Equality and diversity
Everyone has a right to share their opinions and experiences to help shape health and care services.
When you are engaging with people, you need to reach out and involve those who may not usually be involved or may find it difficult to speak up. At the very beginning of your planning process, consider the Equality Act 2010 and Human Rights Act 1998. Carry out an equality impact assessment (EQIA) and consider health inequalities to ensure you reach a diverse group of people.
We have an important role to play in supporting and encouraging people from all sections of society to get involved as active partners in their own care or through engagement in wider discussions about health and care services.
Carry out an EQIA
Nobody should be treated unfairly because of their age, disability, gender reassignment, marriage and civil partnership, pregnancy and maternity, race, religion or belief, sex, sexual orientation or any other status. These are known as protected characteristics.
Discrimination is usually unintended and can often remain undetected, until someone highlights a bad experience. Undertaking an Equality Impact Assessment can help to identify potential disadvantages and offer an opportunity to take appropriate actions to remove or minimise any adverse impact.
People who face the biggest barriers to realising their rights should be prioritised when it comes to taking action.
Your own organisation will have its own equality impact assessment process which you should follow.
Other impact assessments
The Health and Social Care Standards were rolled out across Scotland in April 2018. These human rights-based standards set out what people should expect when using health, social care or social work services in Scotland. They seek to provide better outcomes for everyone; to ensure that everyone is treated with respect and dignity, and that the basic human rights we are all entitled to be upheld.
The Fairer Scotland Duty also came into force in April 2018. This Duty requires public bodies to reduce inequalities of outcome caused by socioeconomic disadvantage.
To fulfil their obligations under the Duty, public bodies must evidence how they actively consider the reduction in inequalities of outcome in any major strategic decision they make.
The significant and long-standing inequalities that exist in Scotland has resulted in disparities in health outcomes between the most and least advantaged people. These disparities are often referred to as health inequalities.

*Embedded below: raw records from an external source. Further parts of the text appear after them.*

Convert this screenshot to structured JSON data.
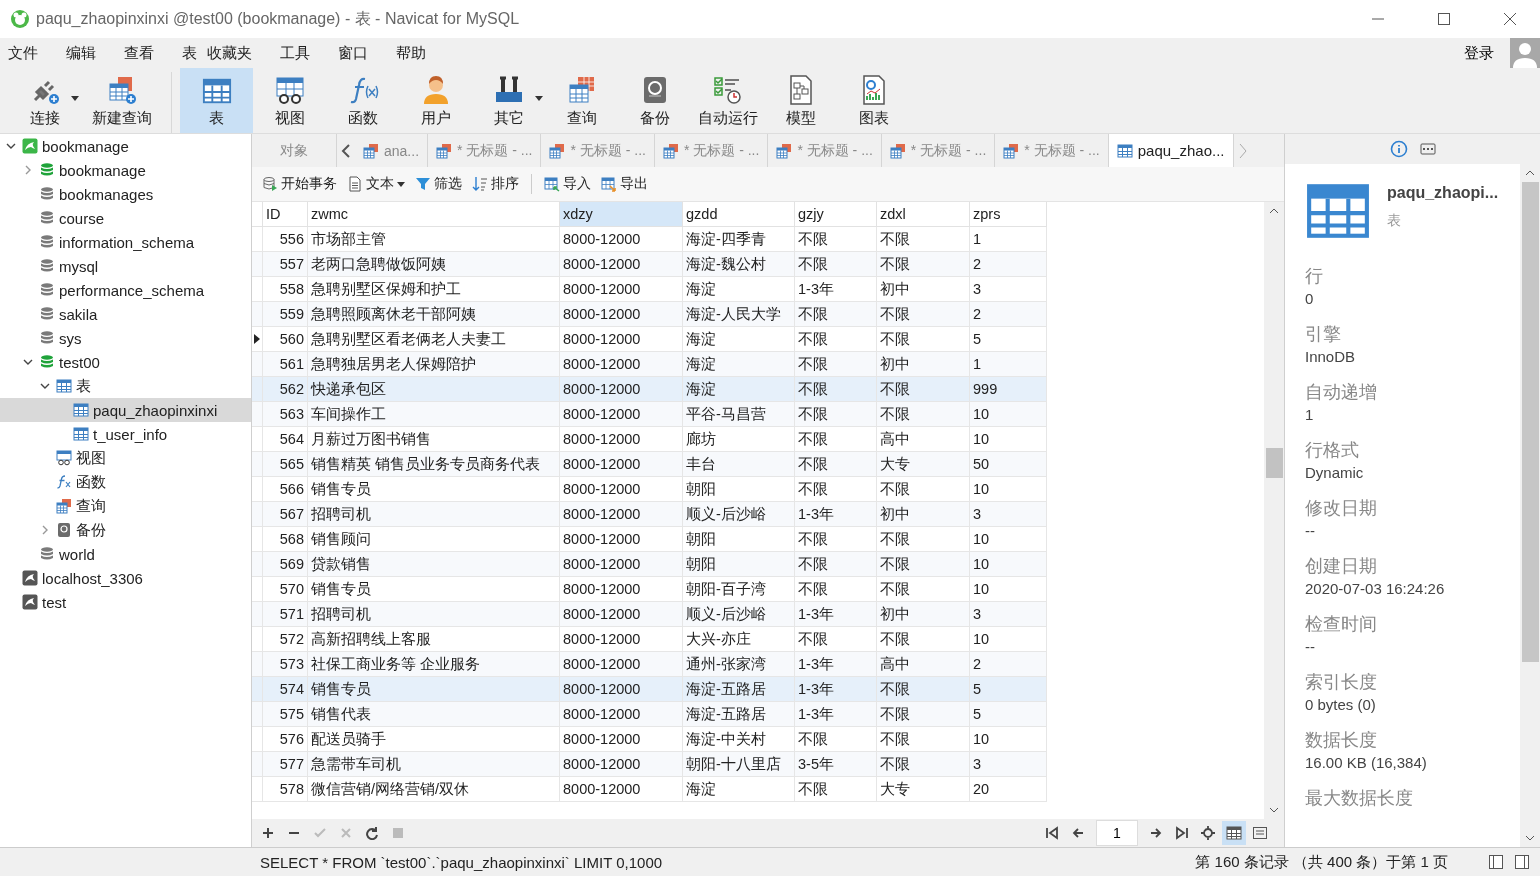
{
  "window": {
    "title": "paqu_zhaopinxinxi @test00 (bookmanage) - 表 - Navicat for MySQL"
  },
  "menu": [
    "文件",
    "编辑",
    "查看",
    "表",
    "收藏夹",
    "工具",
    "窗口",
    "帮助"
  ],
  "login": "登录",
  "toolbar": [
    {
      "label": "连接",
      "kind": "connect",
      "selected": false,
      "dropdown": true
    },
    {
      "label": "新建查询",
      "kind": "new-query",
      "selected": false,
      "dropdown": false
    },
    {
      "label": "表",
      "kind": "table",
      "selected": true,
      "dropdown": false
    },
    {
      "label": "视图",
      "kind": "view",
      "selected": false,
      "dropdown": false
    },
    {
      "label": "函数",
      "kind": "function",
      "selected": false,
      "dropdown": false
    },
    {
      "label": "用户",
      "kind": "user",
      "selected": false,
      "dropdown": false
    },
    {
      "label": "其它",
      "kind": "tools",
      "selected": false,
      "dropdown": true
    },
    {
      "label": "查询",
      "kind": "query",
      "selected": false,
      "dropdown": false
    },
    {
      "label": "备份",
      "kind": "backup",
      "selected": false,
      "dropdown": false
    },
    {
      "label": "自动运行",
      "kind": "schedule",
      "selected": false,
      "dropdown": false
    },
    {
      "label": "模型",
      "kind": "model",
      "selected": false,
      "dropdown": false
    },
    {
      "label": "图表",
      "kind": "chart",
      "selected": false,
      "dropdown": false
    }
  ],
  "tree": [
    {
      "label": "bookmanage",
      "kind": "connection",
      "open": true,
      "expanded": true,
      "selected": false,
      "children": [
        {
          "label": "bookmanage",
          "kind": "database",
          "open": true,
          "expanded": false,
          "selected": false
        },
        {
          "label": "bookmanages",
          "kind": "database",
          "open": false,
          "selected": false
        },
        {
          "label": "course",
          "kind": "database",
          "open": false,
          "selected": false
        },
        {
          "label": "information_schema",
          "kind": "database",
          "open": false,
          "selected": false
        },
        {
          "label": "mysql",
          "kind": "database",
          "open": false,
          "selected": false
        },
        {
          "label": "performance_schema",
          "kind": "database",
          "open": false,
          "selected": false
        },
        {
          "label": "sakila",
          "kind": "database",
          "open": false,
          "selected": false
        },
        {
          "label": "sys",
          "kind": "database",
          "open": false,
          "selected": false
        },
        {
          "label": "test00",
          "kind": "database",
          "open": true,
          "expanded": true,
          "selected": false,
          "children": [
            {
              "label": "表",
              "kind": "tables",
              "expanded": true,
              "selected": false,
              "children": [
                {
                  "label": "paqu_zhaopinxinxi",
                  "kind": "table",
                  "selected": true
                },
                {
                  "label": "t_user_info",
                  "kind": "table",
                  "selected": false
                }
              ]
            },
            {
              "label": "视图",
              "kind": "views",
              "selected": false
            },
            {
              "label": "函数",
              "kind": "functions",
              "selected": false
            },
            {
              "label": "查询",
              "kind": "queries",
              "selected": false
            },
            {
              "label": "备份",
              "kind": "backups",
              "expanded": false,
              "selected": false
            }
          ]
        },
        {
          "label": "world",
          "kind": "database",
          "open": false,
          "selected": false
        }
      ]
    },
    {
      "label": "localhost_3306",
      "kind": "connection",
      "open": false,
      "selected": false
    },
    {
      "label": "test",
      "kind": "connection",
      "open": false,
      "selected": false
    }
  ],
  "tabs": [
    {
      "label": "对象",
      "kind": "objects",
      "selected": false
    },
    {
      "label": "ana...",
      "kind": "query",
      "selected": false
    },
    {
      "label": "* 无标题 - ...",
      "kind": "query",
      "selected": false
    },
    {
      "label": "* 无标题 - ...",
      "kind": "query",
      "selected": false
    },
    {
      "label": "* 无标题 - ...",
      "kind": "query",
      "selected": false
    },
    {
      "label": "* 无标题 - ...",
      "kind": "query",
      "selected": false
    },
    {
      "label": "* 无标题 - ...",
      "kind": "query",
      "selected": false
    },
    {
      "label": "* 无标题 - ...",
      "kind": "query",
      "selected": false
    },
    {
      "label": "paqu_zhao...",
      "kind": "table",
      "selected": true
    }
  ],
  "actions": [
    {
      "label": "开始事务",
      "kind": "transaction",
      "dropdown": false
    },
    {
      "label": "文本",
      "kind": "text",
      "dropdown": true
    },
    {
      "label": "筛选",
      "kind": "filter",
      "dropdown": false
    },
    {
      "label": "排序",
      "kind": "sort",
      "dropdown": false
    },
    {
      "label": "导入",
      "kind": "import",
      "dropdown": false
    },
    {
      "label": "导出",
      "kind": "export",
      "dropdown": false
    }
  ],
  "table": {
    "columns": [
      {
        "label": "ID",
        "selected": false
      },
      {
        "label": "zwmc",
        "selected": false
      },
      {
        "label": "xdzy",
        "selected": true
      },
      {
        "label": "gzdd",
        "selected": false
      },
      {
        "label": "gzjy",
        "selected": false
      },
      {
        "label": "zdxl",
        "selected": false
      },
      {
        "label": "zprs",
        "selected": false
      }
    ],
    "rows": [
      {
        "cells": [
          "556",
          "市场部主管",
          "8000-12000",
          "海淀-四季青",
          "不限",
          "不限",
          "1"
        ],
        "current": false,
        "highlighted": false
      },
      {
        "cells": [
          "557",
          "老两口急聘做饭阿姨",
          "8000-12000",
          "海淀-魏公村",
          "不限",
          "不限",
          "2"
        ],
        "current": false,
        "highlighted": false
      },
      {
        "cells": [
          "558",
          "急聘别墅区保姆和护工",
          "8000-12000",
          "海淀",
          "1-3年",
          "初中",
          "3"
        ],
        "current": false,
        "highlighted": false
      },
      {
        "cells": [
          "559",
          "急聘照顾离休老干部阿姨",
          "8000-12000",
          "海淀-人民大学",
          "不限",
          "不限",
          "2"
        ],
        "current": false,
        "highlighted": false
      },
      {
        "cells": [
          "560",
          "急聘别墅区看老俩老人夫妻工",
          "8000-12000",
          "海淀",
          "不限",
          "不限",
          "5"
        ],
        "current": true,
        "highlighted": false
      },
      {
        "cells": [
          "561",
          "急聘独居男老人保姆陪护",
          "8000-12000",
          "海淀",
          "不限",
          "初中",
          "1"
        ],
        "current": false,
        "highlighted": false
      },
      {
        "cells": [
          "562",
          "快递承包区",
          "8000-12000",
          "海淀",
          "不限",
          "不限",
          "999"
        ],
        "current": false,
        "highlighted": true
      },
      {
        "cells": [
          "563",
          "车间操作工",
          "8000-12000",
          "平谷-马昌营",
          "不限",
          "不限",
          "10"
        ],
        "current": false,
        "highlighted": false
      },
      {
        "cells": [
          "564",
          "月薪过万图书销售",
          "8000-12000",
          "廊坊",
          "不限",
          "高中",
          "10"
        ],
        "current": false,
        "highlighted": false
      },
      {
        "cells": [
          "565",
          "销售精英 销售员业务专员商务代表",
          "8000-12000",
          "丰台",
          "不限",
          "大专",
          "50"
        ],
        "current": false,
        "highlighted": false
      },
      {
        "cells": [
          "566",
          "销售专员",
          "8000-12000",
          "朝阳",
          "不限",
          "不限",
          "10"
        ],
        "current": false,
        "highlighted": false
      },
      {
        "cells": [
          "567",
          "招聘司机",
          "8000-12000",
          "顺义-后沙峪",
          "1-3年",
          "初中",
          "3"
        ],
        "current": false,
        "highlighted": false
      },
      {
        "cells": [
          "568",
          "销售顾问",
          "8000-12000",
          "朝阳",
          "不限",
          "不限",
          "10"
        ],
        "current": false,
        "highlighted": false
      },
      {
        "cells": [
          "569",
          "贷款销售",
          "8000-12000",
          "朝阳",
          "不限",
          "不限",
          "10"
        ],
        "current": false,
        "highlighted": false
      },
      {
        "cells": [
          "570",
          "销售专员",
          "8000-12000",
          "朝阳-百子湾",
          "不限",
          "不限",
          "10"
        ],
        "current": false,
        "highlighted": false
      },
      {
        "cells": [
          "571",
          "招聘司机",
          "8000-12000",
          "顺义-后沙峪",
          "1-3年",
          "初中",
          "3"
        ],
        "current": false,
        "highlighted": false
      },
      {
        "cells": [
          "572",
          "高新招聘线上客服",
          "8000-12000",
          "大兴-亦庄",
          "不限",
          "不限",
          "10"
        ],
        "current": false,
        "highlighted": false
      },
      {
        "cells": [
          "573",
          "社保工商业务等 企业服务",
          "8000-12000",
          "通州-张家湾",
          "1-3年",
          "高中",
          "2"
        ],
        "current": false,
        "highlighted": false
      },
      {
        "cells": [
          "574",
          "销售专员",
          "8000-12000",
          "海淀-五路居",
          "1-3年",
          "不限",
          "5"
        ],
        "current": false,
        "highlighted": true
      },
      {
        "cells": [
          "575",
          "销售代表",
          "8000-12000",
          "海淀-五路居",
          "1-3年",
          "不限",
          "5"
        ],
        "current": false,
        "highlighted": false
      },
      {
        "cells": [
          "576",
          "配送员骑手",
          "8000-12000",
          "海淀-中关村",
          "不限",
          "不限",
          "10"
        ],
        "current": false,
        "highlighted": false
      },
      {
        "cells": [
          "577",
          "急需带车司机",
          "8000-12000",
          "朝阳-十八里店",
          "3-5年",
          "不限",
          "3"
        ],
        "current": false,
        "highlighted": false
      },
      {
        "cells": [
          "578",
          "微信营销/网络营销/双休",
          "8000-12000",
          "海淀",
          "不限",
          "大专",
          "20"
        ],
        "current": false,
        "highlighted": false
      }
    ]
  },
  "pager": {
    "page": "1",
    "views": [
      {
        "kind": "grid",
        "selected": true
      },
      {
        "kind": "form",
        "selected": false
      }
    ]
  },
  "info": {
    "name": "paqu_zhaopi...",
    "type": "表",
    "properties": [
      {
        "label": "行",
        "value": "0"
      },
      {
        "label": "引擎",
        "value": "InnoDB"
      },
      {
        "label": "自动递增",
        "value": "1"
      },
      {
        "label": "行格式",
        "value": "Dynamic"
      },
      {
        "label": "修改日期",
        "value": "--"
      },
      {
        "label": "创建日期",
        "value": "2020-07-03 16:24:26"
      },
      {
        "label": "检查时间",
        "value": "--"
      },
      {
        "label": "索引长度",
        "value": "0 bytes (0)"
      },
      {
        "label": "数据长度",
        "value": "16.00 KB (16,384)"
      },
      {
        "label": "最大数据长度"
      }
    ]
  },
  "status": {
    "sql": "SELECT * FROM `test00`.`paqu_zhaopinxinxi` LIMIT 0,1000",
    "records": "第 160 条记录 （共 400 条）于第 1 页"
  }
}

Health inequalities are most commonly associated with socioeconomic inequalities but can also result from a wide range of other factors. These include:
- reasons relating to a person's protected characteristics
- access to education
- access to employment
- access to adequate housing and the location in which a person lives
- individuals' circumstances and behaviors, such as their diet, alcohol consumption, drug use, smoking and exercise
Healthcare Improvement Scotland's Making Care Better strategy sets out our aim to help provide better quality health and social care for everyone in Scotland. To achieve this aim, and meet our duties under the Fairer Scotland Duty, we must ensure that all of our work considers the experiences of everyone living in Scotland.
Tackling health inequalities
Playing our part to help tackle health inequalities is key to us making care better for everyone.
Our intention is always to support improvements in health and care. However if we do not consider the distinct needs and experiences of the most disadvantaged groups of people, we can unintentionally create or perpetuate existing health inequalities.
In order to deliver our intended positive outcomes, we must continually consider and assess how our work is received by, understood by, and benefits the diverse Scottish population.
Taking a human rights-based approach
Adopting a human rights-based approach is one way to help us tackle health inequalities caused by unfair and avoidable reasons. A human rights-based approach can provide an overarching framework of common values, that are used by health and social care organisations across Scotland, and are now underpinned by the Health and Social Care Standards.
Taking a human rights-based approach is about:
- improving outcomes for patients, service users and staff by taking a person-centred approach
- making people's rights integral to our work and treating them as individuals, fairly, with respect and dignity
- advancing equality and eliminating discrimination
- engaging with people and empowering them to know and claim their rights
- giving people greater opportunities to participate in shaping the decisions that impact on them
- ensuring the standards and the principles of human rights are integrated into our work
- improving our accountability to respect, protect and fulfil people's human rights
Who do you need to involve?
Once you have considered these assessments, you should have a good understanding of who to involve in any engagement process. Before embarking on the next steps, read How to engage.